(Items from an interface collection)
● ● ● ● ● ● ●
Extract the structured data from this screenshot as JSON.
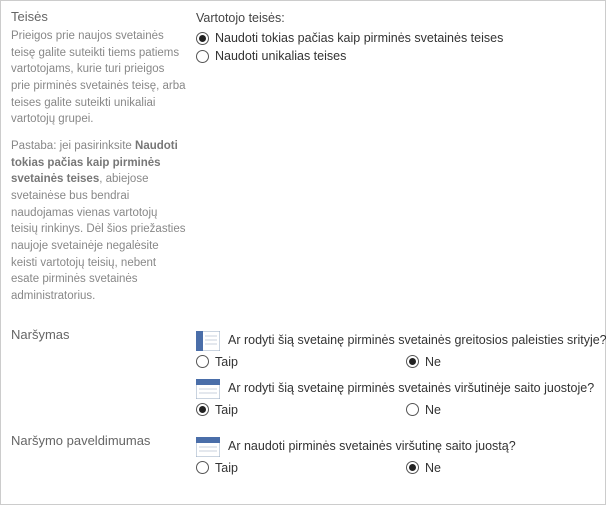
{
  "permissions": {
    "title": "Teisės",
    "desc1": "Prieigos prie naujos svetainės teisę galite suteikti tiems patiems vartotojams, kurie turi prieigos prie pirminės svetainės teisę, arba teises galite suteikti unikaliai vartotojų grupei.",
    "desc2_prefix": "Pastaba: jei pasirinksite ",
    "desc2_bold": "Naudoti tokias pačias kaip pirminės svetainės teises",
    "desc2_suffix": ", abiejose svetainėse bus bendrai naudojamas vienas vartotojų teisių rinkinys. Dėl šios priežasties naujoje svetainėje negalėsite keisti vartotojų teisių, nebent esate pirminės svetainės administratorius.",
    "field_label": "Vartotojo teisės:",
    "opt_same": "Naudoti tokias pačias kaip pirminės svetainės teises",
    "opt_unique": "Naudoti unikalias teises",
    "selected": "same"
  },
  "navigation": {
    "title": "Naršymas",
    "q1": "Ar rodyti šią svetainę pirminės svetainės greitosios paleisties srityje?",
    "q1_selected": "no",
    "q2": "Ar rodyti šią svetainę pirminės svetainės viršutinėje saito juostoje?",
    "q2_selected": "yes"
  },
  "nav_inherit": {
    "title": "Naršymo paveldimumas",
    "q1": "Ar naudoti pirminės svetainės viršutinę saito juostą?",
    "q1_selected": "no"
  },
  "common": {
    "yes": "Taip",
    "no": "Ne"
  }
}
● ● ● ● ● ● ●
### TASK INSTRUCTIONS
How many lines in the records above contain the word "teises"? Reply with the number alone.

### TASK OUTPUT
4